#### What you are asked to do:
The word to look for is "suffix". Report every line of the entries below that has it.

[[ Excerpted records open ]]

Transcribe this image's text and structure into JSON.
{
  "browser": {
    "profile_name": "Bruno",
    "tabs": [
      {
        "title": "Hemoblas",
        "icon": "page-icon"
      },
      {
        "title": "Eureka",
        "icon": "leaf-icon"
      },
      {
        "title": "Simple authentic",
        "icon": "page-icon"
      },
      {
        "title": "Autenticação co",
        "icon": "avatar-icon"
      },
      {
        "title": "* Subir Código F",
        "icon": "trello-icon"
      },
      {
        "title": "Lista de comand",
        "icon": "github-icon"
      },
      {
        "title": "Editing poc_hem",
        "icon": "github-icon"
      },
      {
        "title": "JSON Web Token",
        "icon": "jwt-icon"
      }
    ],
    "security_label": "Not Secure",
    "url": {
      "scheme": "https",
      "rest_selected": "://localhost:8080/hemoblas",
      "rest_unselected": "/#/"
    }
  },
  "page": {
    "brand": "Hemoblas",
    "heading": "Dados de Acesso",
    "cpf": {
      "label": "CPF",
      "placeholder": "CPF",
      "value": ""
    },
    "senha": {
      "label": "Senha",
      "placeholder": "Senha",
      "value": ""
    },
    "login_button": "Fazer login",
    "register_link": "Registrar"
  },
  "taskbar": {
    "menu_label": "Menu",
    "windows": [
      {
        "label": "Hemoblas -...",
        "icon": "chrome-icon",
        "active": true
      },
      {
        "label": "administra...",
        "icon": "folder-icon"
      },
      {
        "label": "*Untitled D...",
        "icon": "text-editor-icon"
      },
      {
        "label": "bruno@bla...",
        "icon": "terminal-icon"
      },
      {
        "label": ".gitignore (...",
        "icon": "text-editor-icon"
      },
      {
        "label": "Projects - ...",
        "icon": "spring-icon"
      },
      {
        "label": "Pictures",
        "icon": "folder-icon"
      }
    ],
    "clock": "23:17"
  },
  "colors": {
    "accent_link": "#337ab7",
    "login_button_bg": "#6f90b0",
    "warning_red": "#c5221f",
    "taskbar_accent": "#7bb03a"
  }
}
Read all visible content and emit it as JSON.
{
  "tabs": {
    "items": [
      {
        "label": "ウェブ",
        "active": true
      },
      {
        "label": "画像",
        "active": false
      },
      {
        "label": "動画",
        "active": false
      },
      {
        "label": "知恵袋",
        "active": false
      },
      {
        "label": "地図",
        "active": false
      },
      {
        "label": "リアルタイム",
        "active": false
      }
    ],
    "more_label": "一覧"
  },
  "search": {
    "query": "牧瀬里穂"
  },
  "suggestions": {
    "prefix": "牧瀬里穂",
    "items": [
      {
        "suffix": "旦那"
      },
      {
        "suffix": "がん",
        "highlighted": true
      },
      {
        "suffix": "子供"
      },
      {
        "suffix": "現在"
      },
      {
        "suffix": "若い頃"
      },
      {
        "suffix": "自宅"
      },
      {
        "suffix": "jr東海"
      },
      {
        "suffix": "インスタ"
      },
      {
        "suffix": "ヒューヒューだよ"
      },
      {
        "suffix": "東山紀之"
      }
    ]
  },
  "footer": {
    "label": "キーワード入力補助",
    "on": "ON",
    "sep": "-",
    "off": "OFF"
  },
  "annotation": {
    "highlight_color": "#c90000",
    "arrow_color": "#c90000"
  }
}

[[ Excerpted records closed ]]

#### Result of this task:
        "suffix": "旦那"
        "suffix": "がん",
        "suffix": "子供"
        "suffix": "現在"
        "suffix": "若い頃"
        "suffix": "自宅"
        "suffix": "jr東海"
        "suffix": "インスタ"
        "suffix": "ヒューヒューだよ"
        "suffix": "東山紀之"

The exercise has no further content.